(Input records begins)

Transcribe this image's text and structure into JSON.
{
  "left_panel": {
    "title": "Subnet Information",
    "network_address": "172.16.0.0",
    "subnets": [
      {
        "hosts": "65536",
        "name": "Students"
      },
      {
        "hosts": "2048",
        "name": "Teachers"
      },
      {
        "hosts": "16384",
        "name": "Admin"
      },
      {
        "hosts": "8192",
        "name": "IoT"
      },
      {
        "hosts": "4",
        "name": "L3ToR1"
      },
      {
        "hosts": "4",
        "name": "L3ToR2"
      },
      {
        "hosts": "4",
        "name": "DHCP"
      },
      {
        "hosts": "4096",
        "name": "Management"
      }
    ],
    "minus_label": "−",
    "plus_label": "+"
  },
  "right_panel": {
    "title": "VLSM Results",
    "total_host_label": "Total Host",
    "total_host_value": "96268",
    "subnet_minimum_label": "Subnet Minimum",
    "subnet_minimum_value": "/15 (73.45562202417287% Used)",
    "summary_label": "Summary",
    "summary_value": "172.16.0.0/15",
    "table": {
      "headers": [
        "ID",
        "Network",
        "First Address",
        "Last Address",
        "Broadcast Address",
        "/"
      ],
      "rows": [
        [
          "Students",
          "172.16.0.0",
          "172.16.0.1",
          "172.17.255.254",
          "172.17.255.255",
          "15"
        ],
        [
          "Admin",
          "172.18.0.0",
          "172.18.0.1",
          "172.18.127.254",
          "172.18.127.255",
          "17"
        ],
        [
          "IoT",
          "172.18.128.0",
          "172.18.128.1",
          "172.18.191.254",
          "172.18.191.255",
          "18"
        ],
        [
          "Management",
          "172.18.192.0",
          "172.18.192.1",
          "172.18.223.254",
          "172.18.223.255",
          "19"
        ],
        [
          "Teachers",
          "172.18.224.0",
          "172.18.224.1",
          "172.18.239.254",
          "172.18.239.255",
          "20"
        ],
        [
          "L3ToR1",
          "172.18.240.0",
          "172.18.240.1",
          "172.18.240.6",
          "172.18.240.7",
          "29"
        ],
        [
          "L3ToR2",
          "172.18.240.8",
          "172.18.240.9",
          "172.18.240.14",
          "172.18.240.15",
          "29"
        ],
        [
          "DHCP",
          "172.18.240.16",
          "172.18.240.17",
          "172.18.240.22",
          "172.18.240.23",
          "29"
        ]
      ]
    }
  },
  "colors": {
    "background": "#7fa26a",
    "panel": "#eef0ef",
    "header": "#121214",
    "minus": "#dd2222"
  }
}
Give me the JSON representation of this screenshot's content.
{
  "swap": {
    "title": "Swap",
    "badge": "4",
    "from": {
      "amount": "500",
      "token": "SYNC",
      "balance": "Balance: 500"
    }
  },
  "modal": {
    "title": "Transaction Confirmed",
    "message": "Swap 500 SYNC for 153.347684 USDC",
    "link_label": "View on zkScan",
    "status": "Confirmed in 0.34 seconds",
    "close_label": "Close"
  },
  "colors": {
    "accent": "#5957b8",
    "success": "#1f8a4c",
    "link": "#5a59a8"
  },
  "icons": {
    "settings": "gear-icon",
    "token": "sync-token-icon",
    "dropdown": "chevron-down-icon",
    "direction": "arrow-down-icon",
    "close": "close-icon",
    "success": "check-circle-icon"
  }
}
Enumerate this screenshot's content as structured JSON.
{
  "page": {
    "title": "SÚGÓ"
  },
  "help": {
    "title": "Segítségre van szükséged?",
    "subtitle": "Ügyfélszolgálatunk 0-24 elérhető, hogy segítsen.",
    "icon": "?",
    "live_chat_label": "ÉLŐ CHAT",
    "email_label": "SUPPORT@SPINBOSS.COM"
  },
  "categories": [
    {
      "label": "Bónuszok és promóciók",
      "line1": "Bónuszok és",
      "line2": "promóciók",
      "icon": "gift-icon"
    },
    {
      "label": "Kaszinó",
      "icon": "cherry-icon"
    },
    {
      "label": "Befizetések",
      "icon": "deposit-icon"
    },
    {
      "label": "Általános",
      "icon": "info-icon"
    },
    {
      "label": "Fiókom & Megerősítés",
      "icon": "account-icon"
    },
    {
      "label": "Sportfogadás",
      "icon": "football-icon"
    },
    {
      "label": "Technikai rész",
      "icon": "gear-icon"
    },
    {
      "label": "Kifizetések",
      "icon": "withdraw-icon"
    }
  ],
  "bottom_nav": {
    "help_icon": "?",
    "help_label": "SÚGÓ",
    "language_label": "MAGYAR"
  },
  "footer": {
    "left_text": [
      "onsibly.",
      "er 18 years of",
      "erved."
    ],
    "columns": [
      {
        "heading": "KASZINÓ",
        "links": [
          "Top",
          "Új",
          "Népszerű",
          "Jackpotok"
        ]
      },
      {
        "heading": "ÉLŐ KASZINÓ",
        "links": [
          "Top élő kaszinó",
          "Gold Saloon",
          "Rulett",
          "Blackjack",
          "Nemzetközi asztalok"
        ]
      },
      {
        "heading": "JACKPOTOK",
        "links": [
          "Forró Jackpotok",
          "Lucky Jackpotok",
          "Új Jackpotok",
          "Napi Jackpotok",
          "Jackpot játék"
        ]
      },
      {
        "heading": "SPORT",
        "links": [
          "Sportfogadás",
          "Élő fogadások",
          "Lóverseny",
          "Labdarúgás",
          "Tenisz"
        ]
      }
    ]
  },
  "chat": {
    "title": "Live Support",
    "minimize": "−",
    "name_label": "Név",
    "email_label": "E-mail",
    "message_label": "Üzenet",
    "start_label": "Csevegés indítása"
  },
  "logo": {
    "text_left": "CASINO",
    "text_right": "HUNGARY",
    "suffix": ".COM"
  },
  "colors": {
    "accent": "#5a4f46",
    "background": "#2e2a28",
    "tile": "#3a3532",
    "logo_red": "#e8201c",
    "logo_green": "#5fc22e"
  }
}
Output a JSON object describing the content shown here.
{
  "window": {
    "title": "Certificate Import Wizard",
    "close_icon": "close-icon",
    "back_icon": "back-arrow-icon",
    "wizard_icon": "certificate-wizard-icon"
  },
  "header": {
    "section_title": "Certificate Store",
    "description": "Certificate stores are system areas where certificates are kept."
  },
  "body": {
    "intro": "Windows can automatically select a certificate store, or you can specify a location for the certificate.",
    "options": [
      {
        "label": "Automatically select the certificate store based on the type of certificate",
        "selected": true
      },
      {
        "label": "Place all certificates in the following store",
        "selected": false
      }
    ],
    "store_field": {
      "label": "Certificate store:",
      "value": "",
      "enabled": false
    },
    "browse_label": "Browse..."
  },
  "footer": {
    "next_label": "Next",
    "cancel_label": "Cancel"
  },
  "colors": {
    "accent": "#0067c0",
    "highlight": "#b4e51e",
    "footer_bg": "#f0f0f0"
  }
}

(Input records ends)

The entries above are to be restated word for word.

◆ Solution for this problem ◆
Transcribe this image's text and structure into JSON.
{
  "left_panel": {
    "title": "Subnet Information",
    "network_address": "172.16.0.0",
    "subnets": [
      {
        "hosts": "65536",
        "name": "Students"
      },
      {
        "hosts": "2048",
        "name": "Teachers"
      },
      {
        "hosts": "16384",
        "name": "Admin"
      },
      {
        "hosts": "8192",
        "name": "IoT"
      },
      {
        "hosts": "4",
        "name": "L3ToR1"
      },
      {
        "hosts": "4",
        "name": "L3ToR2"
      },
      {
        "hosts": "4",
        "name": "DHCP"
      },
      {
        "hosts": "4096",
        "name": "Management"
      }
    ],
    "minus_label": "−",
    "plus_label": "+"
  },
  "right_panel": {
    "title": "VLSM Results",
    "total_host_label": "Total Host",
    "total_host_value": "96268",
    "subnet_minimum_label": "Subnet Minimum",
    "subnet_minimum_value": "/15 (73.45562202417287% Used)",
    "summary_label": "Summary",
    "summary_value": "172.16.0.0/15",
    "table": {
      "headers": [
        "ID",
        "Network",
        "First Address",
        "Last Address",
        "Broadcast Address",
        "/"
      ],
      "rows": [
        [
          "Students",
          "172.16.0.0",
          "172.16.0.1",
          "172.17.255.254",
          "172.17.255.255",
          "15"
        ],
        [
          "Admin",
          "172.18.0.0",
          "172.18.0.1",
          "172.18.127.254",
          "172.18.127.255",
          "17"
        ],
        [
          "IoT",
          "172.18.128.0",
          "172.18.128.1",
          "172.18.191.254",
          "172.18.191.255",
          "18"
        ],
        [
          "Management",
          "172.18.192.0",
          "172.18.192.1",
          "172.18.223.254",
          "172.18.223.255",
          "19"
        ],
        [
          "Teachers",
          "172.18.224.0",
          "172.18.224.1",
          "172.18.239.254",
          "172.18.239.255",
          "20"
        ],
        [
          "L3ToR1",
          "172.18.240.0",
          "172.18.240.1",
          "172.18.240.6",
          "172.18.240.7",
          "29"
        ],
        [
          "L3ToR2",
          "172.18.240.8",
          "172.18.240.9",
          "172.18.240.14",
          "172.18.240.15",
          "29"
        ],
        [
          "DHCP",
          "172.18.240.16",
          "172.18.240.17",
          "172.18.240.22",
          "172.18.240.23",
          "29"
        ]
      ]
    }
  },
  "colors": {
    "background": "#7fa26a",
    "panel": "#eef0ef",
    "header": "#121214",
    "minus": "#dd2222"
  }
}
Give me the JSON representation of this screenshot's content.
{
  "swap": {
    "title": "Swap",
    "badge": "4",
    "from": {
      "amount": "500",
      "token": "SYNC",
      "balance": "Balance: 500"
    }
  },
  "modal": {
    "title": "Transaction Confirmed",
    "message": "Swap 500 SYNC for 153.347684 USDC",
    "link_label": "View on zkScan",
    "status": "Confirmed in 0.34 seconds",
    "close_label": "Close"
  },
  "colors": {
    "accent": "#5957b8",
    "success": "#1f8a4c",
    "link": "#5a59a8"
  },
  "icons": {
    "settings": "gear-icon",
    "token": "sync-token-icon",
    "dropdown": "chevron-down-icon",
    "direction": "arrow-down-icon",
    "close": "close-icon",
    "success": "check-circle-icon"
  }
}
Enumerate this screenshot's content as structured JSON.
{
  "page": {
    "title": "SÚGÓ"
  },
  "help": {
    "title": "Segítségre van szükséged?",
    "subtitle": "Ügyfélszolgálatunk 0-24 elérhető, hogy segítsen.",
    "icon": "?",
    "live_chat_label": "ÉLŐ CHAT",
    "email_label": "SUPPORT@SPINBOSS.COM"
  },
  "categories": [
    {
      "label": "Bónuszok és promóciók",
      "line1": "Bónuszok és",
      "line2": "promóciók",
      "icon": "gift-icon"
    },
    {
      "label": "Kaszinó",
      "icon": "cherry-icon"
    },
    {
      "label": "Befizetések",
      "icon": "deposit-icon"
    },
    {
      "label": "Általános",
      "icon": "info-icon"
    },
    {
      "label": "Fiókom & Megerősítés",
      "icon": "account-icon"
    },
    {
      "label": "Sportfogadás",
      "icon": "football-icon"
    },
    {
      "label": "Technikai rész",
      "icon": "gear-icon"
    },
    {
      "label": "Kifizetések",
      "icon": "withdraw-icon"
    }
  ],
  "bottom_nav": {
    "help_icon": "?",
    "help_label": "SÚGÓ",
    "language_label": "MAGYAR"
  },
  "footer": {
    "left_text": [
      "onsibly.",
      "er 18 years of",
      "erved."
    ],
    "columns": [
      {
        "heading": "KASZINÓ",
        "links": [
          "Top",
          "Új",
          "Népszerű",
          "Jackpotok"
        ]
      },
      {
        "heading": "ÉLŐ KASZINÓ",
        "links": [
          "Top élő kaszinó",
          "Gold Saloon",
          "Rulett",
          "Blackjack",
          "Nemzetközi asztalok"
        ]
      },
      {
        "heading": "JACKPOTOK",
        "links": [
          "Forró Jackpotok",
          "Lucky Jackpotok",
          "Új Jackpotok",
          "Napi Jackpotok",
          "Jackpot játék"
        ]
      },
      {
        "heading": "SPORT",
        "links": [
          "Sportfogadás",
          "Élő fogadások",
          "Lóverseny",
          "Labdarúgás",
          "Tenisz"
        ]
      }
    ]
  },
  "chat": {
    "title": "Live Support",
    "minimize": "−",
    "name_label": "Név",
    "email_label": "E-mail",
    "message_label": "Üzenet",
    "start_label": "Csevegés indítása"
  },
  "logo": {
    "text_left": "CASINO",
    "text_right": "HUNGARY",
    "suffix": ".COM"
  },
  "colors": {
    "accent": "#5a4f46",
    "background": "#2e2a28",
    "tile": "#3a3532",
    "logo_red": "#e8201c",
    "logo_green": "#5fc22e"
  }
}
Output a JSON object describing the content shown here.
{
  "window": {
    "title": "Certificate Import Wizard",
    "close_icon": "close-icon",
    "back_icon": "back-arrow-icon",
    "wizard_icon": "certificate-wizard-icon"
  },
  "header": {
    "section_title": "Certificate Store",
    "description": "Certificate stores are system areas where certificates are kept."
  },
  "body": {
    "intro": "Windows can automatically select a certificate store, or you can specify a location for the certificate.",
    "options": [
      {
        "label": "Automatically select the certificate store based on the type of certificate",
        "selected": true
      },
      {
        "label": "Place all certificates in the following store",
        "selected": false
      }
    ],
    "store_field": {
      "label": "Certificate store:",
      "value": "",
      "enabled": false
    },
    "browse_label": "Browse..."
  },
  "footer": {
    "next_label": "Next",
    "cancel_label": "Cancel"
  },
  "colors": {
    "accent": "#0067c0",
    "highlight": "#b4e51e",
    "footer_bg": "#f0f0f0"
  }
}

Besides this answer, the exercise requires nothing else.